=== Begin Enclosure ===

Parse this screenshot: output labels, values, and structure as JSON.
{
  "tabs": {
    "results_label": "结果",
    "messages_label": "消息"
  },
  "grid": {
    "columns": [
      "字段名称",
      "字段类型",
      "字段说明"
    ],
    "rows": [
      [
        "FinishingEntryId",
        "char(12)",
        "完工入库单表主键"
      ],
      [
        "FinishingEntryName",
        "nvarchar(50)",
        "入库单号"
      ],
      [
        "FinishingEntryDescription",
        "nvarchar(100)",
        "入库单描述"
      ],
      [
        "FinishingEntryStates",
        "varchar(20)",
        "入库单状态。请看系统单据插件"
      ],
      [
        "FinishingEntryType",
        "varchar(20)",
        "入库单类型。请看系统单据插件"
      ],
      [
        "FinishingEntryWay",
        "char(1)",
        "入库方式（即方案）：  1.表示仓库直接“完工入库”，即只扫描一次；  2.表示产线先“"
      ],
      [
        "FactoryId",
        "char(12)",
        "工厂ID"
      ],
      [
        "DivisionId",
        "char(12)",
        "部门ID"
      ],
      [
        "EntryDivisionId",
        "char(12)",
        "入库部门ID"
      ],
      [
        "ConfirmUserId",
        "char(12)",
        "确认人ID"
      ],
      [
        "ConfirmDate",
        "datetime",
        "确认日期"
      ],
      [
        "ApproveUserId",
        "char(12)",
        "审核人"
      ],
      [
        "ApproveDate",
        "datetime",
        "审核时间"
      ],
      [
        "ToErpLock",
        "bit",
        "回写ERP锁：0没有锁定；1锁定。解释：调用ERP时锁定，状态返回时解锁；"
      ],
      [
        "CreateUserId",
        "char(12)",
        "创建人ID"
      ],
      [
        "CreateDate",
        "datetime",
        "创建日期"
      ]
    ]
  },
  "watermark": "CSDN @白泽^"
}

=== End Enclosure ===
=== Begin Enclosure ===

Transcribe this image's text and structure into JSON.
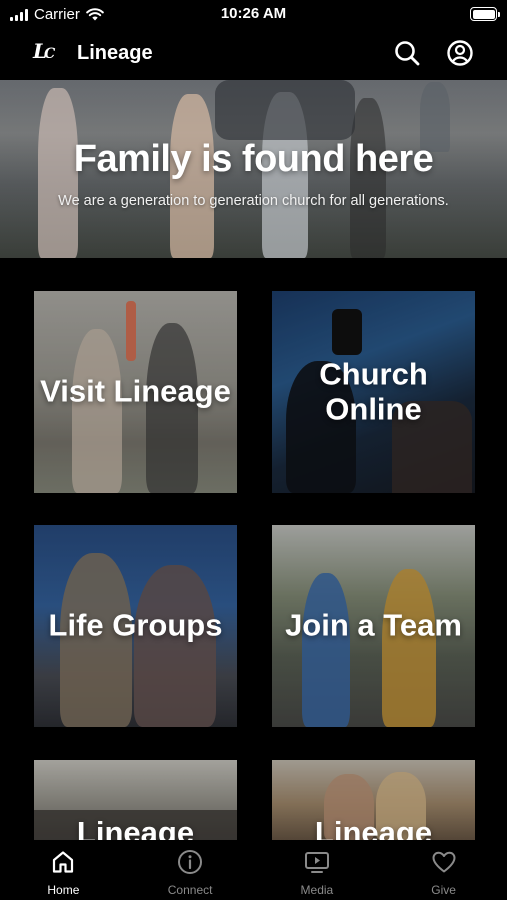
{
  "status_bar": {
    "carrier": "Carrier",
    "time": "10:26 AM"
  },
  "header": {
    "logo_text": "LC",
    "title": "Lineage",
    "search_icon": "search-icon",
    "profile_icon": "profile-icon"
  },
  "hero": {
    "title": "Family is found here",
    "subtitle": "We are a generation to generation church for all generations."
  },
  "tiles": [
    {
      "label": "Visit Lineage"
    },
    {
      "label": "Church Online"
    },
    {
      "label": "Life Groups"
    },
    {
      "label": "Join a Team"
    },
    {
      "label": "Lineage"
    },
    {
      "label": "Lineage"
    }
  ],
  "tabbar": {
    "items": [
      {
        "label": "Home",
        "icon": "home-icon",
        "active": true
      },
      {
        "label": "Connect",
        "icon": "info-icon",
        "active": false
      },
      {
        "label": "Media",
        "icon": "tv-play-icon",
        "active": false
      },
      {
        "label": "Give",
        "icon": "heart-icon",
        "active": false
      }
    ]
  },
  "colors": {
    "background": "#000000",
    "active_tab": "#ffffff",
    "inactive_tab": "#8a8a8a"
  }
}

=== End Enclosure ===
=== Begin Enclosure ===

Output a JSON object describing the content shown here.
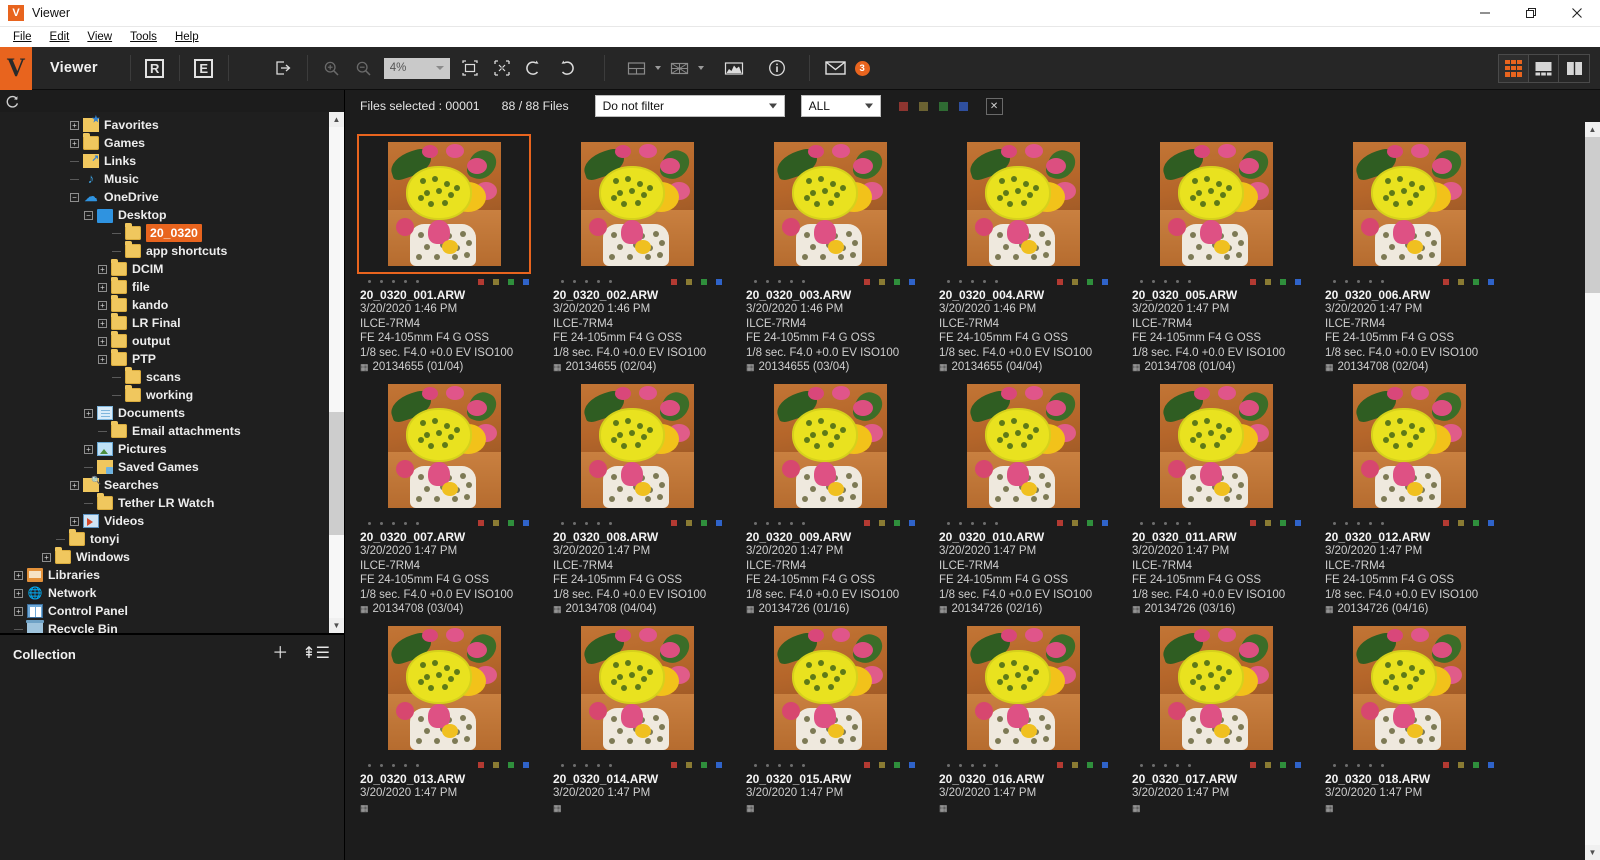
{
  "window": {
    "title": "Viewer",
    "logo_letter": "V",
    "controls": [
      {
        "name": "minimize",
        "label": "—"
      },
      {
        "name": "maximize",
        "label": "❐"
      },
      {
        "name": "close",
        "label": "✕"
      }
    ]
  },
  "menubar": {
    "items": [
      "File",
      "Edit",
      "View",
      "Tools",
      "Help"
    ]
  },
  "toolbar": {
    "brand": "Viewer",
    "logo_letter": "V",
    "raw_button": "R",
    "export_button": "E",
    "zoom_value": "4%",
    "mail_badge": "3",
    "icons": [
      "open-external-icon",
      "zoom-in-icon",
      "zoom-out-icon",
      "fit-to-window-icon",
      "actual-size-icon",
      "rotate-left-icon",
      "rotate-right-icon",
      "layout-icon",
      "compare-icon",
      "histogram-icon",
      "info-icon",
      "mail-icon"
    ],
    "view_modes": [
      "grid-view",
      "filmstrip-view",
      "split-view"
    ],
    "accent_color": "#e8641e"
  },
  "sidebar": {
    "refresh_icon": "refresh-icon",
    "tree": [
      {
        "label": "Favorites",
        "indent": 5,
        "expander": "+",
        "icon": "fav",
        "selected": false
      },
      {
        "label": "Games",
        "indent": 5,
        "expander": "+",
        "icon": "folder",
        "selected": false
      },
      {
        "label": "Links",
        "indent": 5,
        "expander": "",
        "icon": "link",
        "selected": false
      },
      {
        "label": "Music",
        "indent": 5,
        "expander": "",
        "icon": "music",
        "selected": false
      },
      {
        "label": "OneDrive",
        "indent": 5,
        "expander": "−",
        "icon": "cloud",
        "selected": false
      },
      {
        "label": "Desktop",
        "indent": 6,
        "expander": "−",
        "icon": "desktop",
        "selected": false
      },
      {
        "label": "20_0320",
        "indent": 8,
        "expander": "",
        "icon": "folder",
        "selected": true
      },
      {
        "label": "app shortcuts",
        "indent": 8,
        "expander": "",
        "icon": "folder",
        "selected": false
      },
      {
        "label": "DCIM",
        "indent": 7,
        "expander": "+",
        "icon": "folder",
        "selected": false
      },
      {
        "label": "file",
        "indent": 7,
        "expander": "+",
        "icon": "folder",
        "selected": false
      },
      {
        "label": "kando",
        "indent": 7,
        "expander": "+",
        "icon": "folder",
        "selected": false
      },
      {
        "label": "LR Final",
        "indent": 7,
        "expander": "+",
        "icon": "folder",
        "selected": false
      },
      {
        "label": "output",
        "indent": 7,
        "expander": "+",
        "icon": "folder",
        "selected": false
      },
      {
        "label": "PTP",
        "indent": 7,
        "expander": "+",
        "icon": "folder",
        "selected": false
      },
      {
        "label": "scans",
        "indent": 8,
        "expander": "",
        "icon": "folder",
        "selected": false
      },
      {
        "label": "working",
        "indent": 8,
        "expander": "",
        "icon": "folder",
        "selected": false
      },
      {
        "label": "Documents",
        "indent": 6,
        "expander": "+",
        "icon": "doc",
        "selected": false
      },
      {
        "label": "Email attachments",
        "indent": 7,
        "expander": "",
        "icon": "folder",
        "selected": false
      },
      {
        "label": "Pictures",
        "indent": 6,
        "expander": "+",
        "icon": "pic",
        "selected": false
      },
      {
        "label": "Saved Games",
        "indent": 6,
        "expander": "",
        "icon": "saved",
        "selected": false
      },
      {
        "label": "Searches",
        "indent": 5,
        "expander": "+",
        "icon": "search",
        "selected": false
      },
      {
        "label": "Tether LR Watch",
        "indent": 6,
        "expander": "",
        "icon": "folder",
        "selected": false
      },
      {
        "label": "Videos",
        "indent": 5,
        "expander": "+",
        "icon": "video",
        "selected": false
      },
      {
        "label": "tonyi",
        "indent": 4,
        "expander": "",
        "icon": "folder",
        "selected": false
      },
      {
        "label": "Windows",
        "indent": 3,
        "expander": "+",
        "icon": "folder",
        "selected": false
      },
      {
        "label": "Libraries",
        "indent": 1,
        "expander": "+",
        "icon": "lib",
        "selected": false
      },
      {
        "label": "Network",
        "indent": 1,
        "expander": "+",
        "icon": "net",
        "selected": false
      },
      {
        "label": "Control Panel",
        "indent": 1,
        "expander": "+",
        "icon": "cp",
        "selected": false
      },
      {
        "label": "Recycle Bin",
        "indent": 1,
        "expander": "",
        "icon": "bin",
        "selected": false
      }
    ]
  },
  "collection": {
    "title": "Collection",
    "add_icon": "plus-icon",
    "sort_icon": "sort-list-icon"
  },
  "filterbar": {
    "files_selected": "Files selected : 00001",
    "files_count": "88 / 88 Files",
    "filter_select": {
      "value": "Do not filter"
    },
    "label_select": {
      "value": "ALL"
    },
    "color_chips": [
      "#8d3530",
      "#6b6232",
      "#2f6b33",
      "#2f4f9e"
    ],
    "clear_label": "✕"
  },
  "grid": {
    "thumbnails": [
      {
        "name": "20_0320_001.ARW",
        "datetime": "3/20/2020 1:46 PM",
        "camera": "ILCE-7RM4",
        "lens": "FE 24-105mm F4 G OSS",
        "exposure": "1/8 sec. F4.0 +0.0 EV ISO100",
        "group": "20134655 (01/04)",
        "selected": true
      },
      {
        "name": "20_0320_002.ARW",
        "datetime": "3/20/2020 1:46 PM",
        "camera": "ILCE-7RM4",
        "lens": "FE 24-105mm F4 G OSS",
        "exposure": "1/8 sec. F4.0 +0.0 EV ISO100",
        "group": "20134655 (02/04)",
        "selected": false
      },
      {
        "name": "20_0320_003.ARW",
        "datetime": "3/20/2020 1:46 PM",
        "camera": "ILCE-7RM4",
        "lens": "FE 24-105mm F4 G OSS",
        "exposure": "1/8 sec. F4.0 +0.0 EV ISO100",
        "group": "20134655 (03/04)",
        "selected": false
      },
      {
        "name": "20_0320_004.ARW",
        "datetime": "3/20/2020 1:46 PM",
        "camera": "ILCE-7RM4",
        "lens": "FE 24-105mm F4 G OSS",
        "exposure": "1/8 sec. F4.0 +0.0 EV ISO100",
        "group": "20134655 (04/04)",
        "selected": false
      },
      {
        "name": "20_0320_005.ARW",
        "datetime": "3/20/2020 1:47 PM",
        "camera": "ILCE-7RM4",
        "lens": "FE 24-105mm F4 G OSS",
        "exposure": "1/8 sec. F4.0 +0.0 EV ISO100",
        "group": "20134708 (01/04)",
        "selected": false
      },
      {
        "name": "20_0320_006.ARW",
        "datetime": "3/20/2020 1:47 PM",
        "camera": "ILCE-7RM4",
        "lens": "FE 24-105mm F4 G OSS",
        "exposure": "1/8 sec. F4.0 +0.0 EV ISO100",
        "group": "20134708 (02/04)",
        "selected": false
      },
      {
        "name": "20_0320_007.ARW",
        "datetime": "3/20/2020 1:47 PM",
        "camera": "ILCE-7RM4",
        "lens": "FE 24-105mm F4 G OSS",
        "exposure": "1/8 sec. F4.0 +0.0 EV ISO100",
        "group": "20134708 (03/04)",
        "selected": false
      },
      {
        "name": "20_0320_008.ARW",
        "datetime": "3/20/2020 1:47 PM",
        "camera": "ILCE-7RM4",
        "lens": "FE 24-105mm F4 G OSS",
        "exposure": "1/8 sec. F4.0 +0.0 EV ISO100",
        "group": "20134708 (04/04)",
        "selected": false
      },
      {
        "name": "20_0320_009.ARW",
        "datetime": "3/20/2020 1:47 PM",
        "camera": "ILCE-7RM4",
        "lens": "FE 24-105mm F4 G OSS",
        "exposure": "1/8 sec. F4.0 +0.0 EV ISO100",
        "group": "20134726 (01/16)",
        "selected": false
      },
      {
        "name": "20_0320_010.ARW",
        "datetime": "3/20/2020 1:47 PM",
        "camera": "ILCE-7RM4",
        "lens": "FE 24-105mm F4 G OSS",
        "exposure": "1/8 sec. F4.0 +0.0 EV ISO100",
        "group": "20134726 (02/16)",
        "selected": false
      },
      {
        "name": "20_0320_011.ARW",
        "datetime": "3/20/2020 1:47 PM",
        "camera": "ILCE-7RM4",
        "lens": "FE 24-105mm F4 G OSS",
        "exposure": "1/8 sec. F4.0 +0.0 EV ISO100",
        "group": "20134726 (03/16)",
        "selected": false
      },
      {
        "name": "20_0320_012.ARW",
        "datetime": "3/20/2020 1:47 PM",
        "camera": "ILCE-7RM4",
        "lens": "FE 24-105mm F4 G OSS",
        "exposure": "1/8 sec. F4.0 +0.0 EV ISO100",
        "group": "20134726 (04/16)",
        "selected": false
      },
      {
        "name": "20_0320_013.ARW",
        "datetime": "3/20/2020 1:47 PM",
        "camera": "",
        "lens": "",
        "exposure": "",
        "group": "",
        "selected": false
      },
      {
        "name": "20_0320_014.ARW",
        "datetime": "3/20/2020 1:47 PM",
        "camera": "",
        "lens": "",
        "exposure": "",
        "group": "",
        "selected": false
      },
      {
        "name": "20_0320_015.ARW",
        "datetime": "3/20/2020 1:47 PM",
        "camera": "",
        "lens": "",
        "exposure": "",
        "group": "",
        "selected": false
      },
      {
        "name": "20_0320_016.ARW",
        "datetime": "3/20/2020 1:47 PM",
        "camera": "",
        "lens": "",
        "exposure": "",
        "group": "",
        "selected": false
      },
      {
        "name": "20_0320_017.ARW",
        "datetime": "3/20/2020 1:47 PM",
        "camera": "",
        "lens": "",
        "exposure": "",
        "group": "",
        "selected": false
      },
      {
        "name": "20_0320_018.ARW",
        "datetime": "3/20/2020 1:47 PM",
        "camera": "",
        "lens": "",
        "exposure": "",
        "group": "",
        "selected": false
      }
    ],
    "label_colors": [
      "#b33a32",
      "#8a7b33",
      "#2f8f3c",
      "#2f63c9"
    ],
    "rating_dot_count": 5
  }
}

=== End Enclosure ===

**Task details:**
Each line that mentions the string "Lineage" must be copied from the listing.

**Finished task:**
    "title": "Lineage",
      "label": "Visit Lineage"
      "label": "Lineage"
      "label": "Lineage"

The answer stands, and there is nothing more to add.